When I bought a fancy new bike recently, I was keen to recycle my old bike. I discovered WeCycle – a non-profit run by volunteers that restores old bikes and gives them to refugees and asylum seekers. They also sell bikes at minimal cost to people who could not otherwise afford them.
One of the project’s founders, Gayle Potts, kindly shared the story of WeCycle, her love of cycling and some of the unexpected things that have come from the project.
Bike riding has always been a part of my life. I grew up in a small farming community on the South Island of New Zealand. We had a long driveway and biking, mostly as a means of transport, was something we did as kids from a very young age. I was the second youngest of six, so I usually got hand-me-down bikes.
In my 40s, I was introduced to the wonderful world of cycling. I was gifted a Cannondale Road Bike and joined a group of women going out on early morning rides. I discovered the joy of being in the cycling community and riding being more than just transport.
From road cycling I grew a big network of friends who cycle. In my later 40s, I got into mountain biking and discovered a whole other world of excitement and the joy of feeling like you’re 15 years old on the bike again. From that came gravel biking [riding on dirt tracks]. I much prefer being off main roads and out in nature.
Nature is my happy place. It lifts my spirit and gives me a great sense of wellbeing. I’ve cycle toured in New Zealand and Queensland and spent two months cycling up the coast of Western Australia. I’ve just completed the 900-kilometre Mawson Trail in South Australia with three other women. I have very adventurous friends. As soon as we finish doing one trip, we’re planning the next one.
I am interested in the environment and try to do the right things at home, but I was feeling there was more I could do. I wasn’t active in the community. I completed the Community Leaders in Sustainability Program run by the City of Darebin in 2015 as I wanted to make a difference. I met Craig Jackson on the course.
Craig and I gelled. We both grew up with bikes and felt every child should have the opportunity to own and ride a bike. Craig’s father was involved with a bicycle rehoming program in Geelong with his local church, so Craig had a grasp of how this project could work and how we could rehome bikes with refugees and asylum seekers.
The two of us teamed up and created WeCycle. We put a call out in the local newsletter saying we wanted bicycles for rehoming. Straightaway people started flooding us with offers. At one stage, Craig had about 20 bikes in his single car garage, and I had bikes in my backyard. Getting bikes was not a problem.

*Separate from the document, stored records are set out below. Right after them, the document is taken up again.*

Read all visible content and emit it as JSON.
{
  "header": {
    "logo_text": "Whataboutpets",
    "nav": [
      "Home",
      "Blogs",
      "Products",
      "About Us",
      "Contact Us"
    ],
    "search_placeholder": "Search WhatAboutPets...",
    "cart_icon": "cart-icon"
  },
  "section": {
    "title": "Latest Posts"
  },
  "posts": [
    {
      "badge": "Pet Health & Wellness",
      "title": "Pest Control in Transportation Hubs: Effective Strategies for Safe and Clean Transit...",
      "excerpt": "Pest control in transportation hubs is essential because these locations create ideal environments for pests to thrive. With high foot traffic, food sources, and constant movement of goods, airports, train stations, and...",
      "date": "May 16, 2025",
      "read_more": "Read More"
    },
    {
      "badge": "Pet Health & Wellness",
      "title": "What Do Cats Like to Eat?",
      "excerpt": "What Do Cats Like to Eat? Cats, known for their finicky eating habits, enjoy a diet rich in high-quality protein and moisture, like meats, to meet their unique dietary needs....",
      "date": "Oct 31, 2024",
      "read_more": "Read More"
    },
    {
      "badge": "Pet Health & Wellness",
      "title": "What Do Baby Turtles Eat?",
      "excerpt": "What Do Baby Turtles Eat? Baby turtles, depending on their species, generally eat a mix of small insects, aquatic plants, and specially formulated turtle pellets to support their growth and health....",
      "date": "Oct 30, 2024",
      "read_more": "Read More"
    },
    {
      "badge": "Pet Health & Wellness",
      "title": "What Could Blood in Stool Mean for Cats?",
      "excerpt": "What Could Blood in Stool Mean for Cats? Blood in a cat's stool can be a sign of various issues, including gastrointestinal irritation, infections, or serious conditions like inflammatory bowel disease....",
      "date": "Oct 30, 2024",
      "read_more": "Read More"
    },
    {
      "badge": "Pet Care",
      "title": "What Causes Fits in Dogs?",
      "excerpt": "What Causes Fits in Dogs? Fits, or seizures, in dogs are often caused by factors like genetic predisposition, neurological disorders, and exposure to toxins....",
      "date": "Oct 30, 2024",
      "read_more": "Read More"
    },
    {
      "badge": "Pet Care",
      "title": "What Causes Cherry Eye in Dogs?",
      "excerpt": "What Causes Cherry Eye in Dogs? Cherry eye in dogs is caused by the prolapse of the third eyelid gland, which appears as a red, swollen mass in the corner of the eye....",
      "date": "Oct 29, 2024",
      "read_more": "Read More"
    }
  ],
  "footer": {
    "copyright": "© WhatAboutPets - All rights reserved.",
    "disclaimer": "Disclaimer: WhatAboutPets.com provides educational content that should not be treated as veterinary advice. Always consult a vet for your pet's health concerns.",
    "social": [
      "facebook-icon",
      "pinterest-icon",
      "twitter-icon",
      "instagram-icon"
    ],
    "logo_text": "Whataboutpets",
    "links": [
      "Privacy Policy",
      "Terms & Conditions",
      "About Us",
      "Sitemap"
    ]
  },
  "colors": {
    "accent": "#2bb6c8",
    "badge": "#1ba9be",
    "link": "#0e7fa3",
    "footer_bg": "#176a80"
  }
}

After six months, the project was bigger than the two of us could manage. The council found us a building ideally located at Batman Park in Northcote. We put a sign up on the St Georges Road bike path inviting people to come and fix bikes. From there we got a regular stream of volunteers.
It’s surprising how many people in the community have bike fixing skills and other people who have no bike skills but want to learn. We team up someone who is experienced with somebody less experienced, and they work together so you have sharing of skills. Some people drop into the bike shed looking for a part, or just wanting a flat tyre repaired. We show them how to fix it, so it’s empowering people.

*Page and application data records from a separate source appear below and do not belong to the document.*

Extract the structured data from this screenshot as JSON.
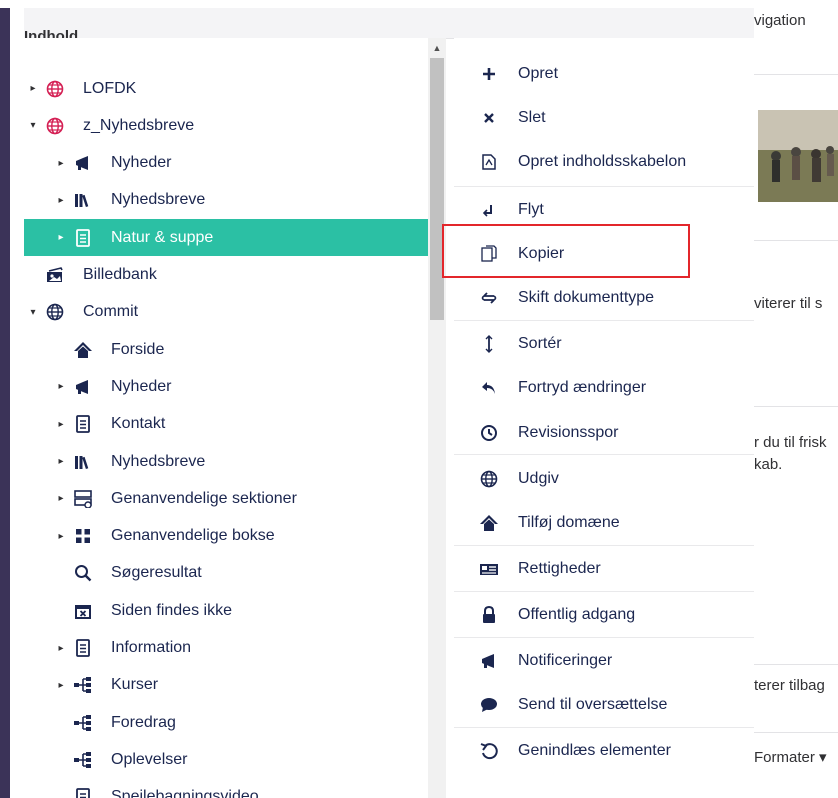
{
  "tree": {
    "header": "Indhold",
    "items": [
      {
        "label": "LOFDK",
        "icon": "globe-icon",
        "caret": "collapsed",
        "indent": 0
      },
      {
        "label": "z_Nyhedsbreve",
        "icon": "globe-icon",
        "caret": "expanded",
        "indent": 0
      },
      {
        "label": "Nyheder",
        "icon": "megaphone-icon",
        "caret": "collapsed",
        "indent": 1
      },
      {
        "label": "Nyhedsbreve",
        "icon": "library-icon",
        "caret": "collapsed",
        "indent": 1
      },
      {
        "label": "Natur & suppe",
        "icon": "document-icon",
        "caret": "collapsed",
        "indent": 1,
        "active": true
      },
      {
        "label": "Billedbank",
        "icon": "pictures-icon",
        "caret": "none",
        "indent": 0
      },
      {
        "label": "Commit",
        "icon": "globe-icon",
        "caret": "expanded",
        "indent": 0
      },
      {
        "label": "Forside",
        "icon": "home-icon",
        "caret": "none",
        "indent": 1
      },
      {
        "label": "Nyheder",
        "icon": "megaphone-icon",
        "caret": "collapsed",
        "indent": 1
      },
      {
        "label": "Kontakt",
        "icon": "document-icon",
        "caret": "collapsed",
        "indent": 1
      },
      {
        "label": "Nyhedsbreve",
        "icon": "library-icon",
        "caret": "collapsed",
        "indent": 1
      },
      {
        "label": "Genanvendelige sektioner",
        "icon": "sections-icon",
        "caret": "collapsed",
        "indent": 1
      },
      {
        "label": "Genanvendelige bokse",
        "icon": "grid-icon",
        "caret": "collapsed",
        "indent": 1
      },
      {
        "label": "Søgeresultat",
        "icon": "search-icon",
        "caret": "none",
        "indent": 1
      },
      {
        "label": "Siden findes ikke",
        "icon": "calendar-x-icon",
        "caret": "none",
        "indent": 1
      },
      {
        "label": "Information",
        "icon": "document-icon",
        "caret": "collapsed",
        "indent": 1
      },
      {
        "label": "Kurser",
        "icon": "sitemap-icon",
        "caret": "collapsed",
        "indent": 1
      },
      {
        "label": "Foredrag",
        "icon": "sitemap-icon",
        "caret": "none",
        "indent": 1
      },
      {
        "label": "Oplevelser",
        "icon": "sitemap-icon",
        "caret": "none",
        "indent": 1
      },
      {
        "label": "Spejlebagningsvideo",
        "icon": "document-icon",
        "caret": "none",
        "indent": 1
      }
    ]
  },
  "menu": {
    "items": [
      {
        "label": "Opret",
        "icon": "plus-icon"
      },
      {
        "label": "Slet",
        "icon": "delete-icon"
      },
      {
        "label": "Opret indholdsskabelon",
        "icon": "blueprint-icon"
      },
      {
        "label": "Flyt",
        "icon": "move-icon"
      },
      {
        "label": "Kopier",
        "icon": "copy-icon"
      },
      {
        "label": "Skift dokumenttype",
        "icon": "swap-icon"
      },
      {
        "label": "Sortér",
        "icon": "sort-icon"
      },
      {
        "label": "Fortryd ændringer",
        "icon": "undo-icon"
      },
      {
        "label": "Revisionsspor",
        "icon": "history-icon"
      },
      {
        "label": "Udgiv",
        "icon": "globe-icon"
      },
      {
        "label": "Tilføj domæne",
        "icon": "home-icon"
      },
      {
        "label": "Rettigheder",
        "icon": "permissions-icon"
      },
      {
        "label": "Offentlig adgang",
        "icon": "lock-icon"
      },
      {
        "label": "Notificeringer",
        "icon": "megaphone-icon"
      },
      {
        "label": "Send til oversættelse",
        "icon": "chat-icon"
      },
      {
        "label": "Genindlæs elementer",
        "icon": "reload-icon"
      }
    ]
  },
  "background": {
    "navigation_text": "vigation",
    "text1": "viterer til s",
    "text2": "r du til frisk",
    "text3": "kab.",
    "text4": "terer tilbag",
    "formater_label": "Formater ▾"
  },
  "colors": {
    "accent": "#2bc0a4",
    "text": "#1b264f",
    "highlight_box": "#e3262b",
    "globe_red": "#d42054"
  }
}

We don’t choose who gets a bike. Case workers email us with the name of a client, and we try to match up a suitable bicycle along with a helmet, lock and lights. At the moment, we’re trying to catch up with a backlog of about 70 referrals.
We want to know the bikes are making a difference to peoples’ lives. One of the highlights is delivering a bike to each member of a family and being invited in to share a cup of tea and hear the story of their journey to Australia. The people we give bikes to tell us they’re using them to go to the shops, to their English classes or to visit the library. Children can ride a bike to school. A bike provides affordable transport.
I love that from this project has come great friendships. I value greatly the people I’ve met through the project. At the bike shed, we share lunch and have a coffee machine but it’s very full-on, so we sit down after sessions and spend time together.
We are networking with other bike organisations and now WeCycle is part of this greater community that’s fixing and recycling bikes. I feel this sense of pride in the team and what we have created. WeCycle is not me anymore, it’s bigger than me and has become its own entity. It has grown to become something enduring.
Interested in volunteering, donating a bike or learning how to fix your bike? Community-based bike organisations in Melbourne include: WeCycle, Back2Bikes, Bikes For Humanity, and Footscray Bike Shed.
© Matilda Bowra 2021